| Work item |
Send back all the data below, exactly as given.

Items from an interface collection
- Opening Delimiter -

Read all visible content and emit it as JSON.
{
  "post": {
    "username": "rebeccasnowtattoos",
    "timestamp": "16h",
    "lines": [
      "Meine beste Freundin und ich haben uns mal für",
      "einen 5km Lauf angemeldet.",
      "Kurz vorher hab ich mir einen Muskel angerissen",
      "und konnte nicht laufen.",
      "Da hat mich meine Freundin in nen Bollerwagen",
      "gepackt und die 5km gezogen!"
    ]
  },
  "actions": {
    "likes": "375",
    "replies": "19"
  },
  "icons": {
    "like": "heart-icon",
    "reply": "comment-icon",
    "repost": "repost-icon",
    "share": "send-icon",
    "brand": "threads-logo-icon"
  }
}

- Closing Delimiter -

| Output for this task |
Read all visible content and emit it as JSON.
{
  "post": {
    "username": "rebeccasnowtattoos",
    "timestamp": "16h",
    "lines": [
      "Meine beste Freundin und ich haben uns mal für",
      "einen 5km Lauf angemeldet.",
      "Kurz vorher hab ich mir einen Muskel angerissen",
      "und konnte nicht laufen.",
      "Da hat mich meine Freundin in nen Bollerwagen",
      "gepackt und die 5km gezogen!"
    ]
  },
  "actions": {
    "likes": "375",
    "replies": "19"
  },
  "icons": {
    "like": "heart-icon",
    "reply": "comment-icon",
    "repost": "repost-icon",
    "share": "send-icon",
    "brand": "threads-logo-icon"
  }
}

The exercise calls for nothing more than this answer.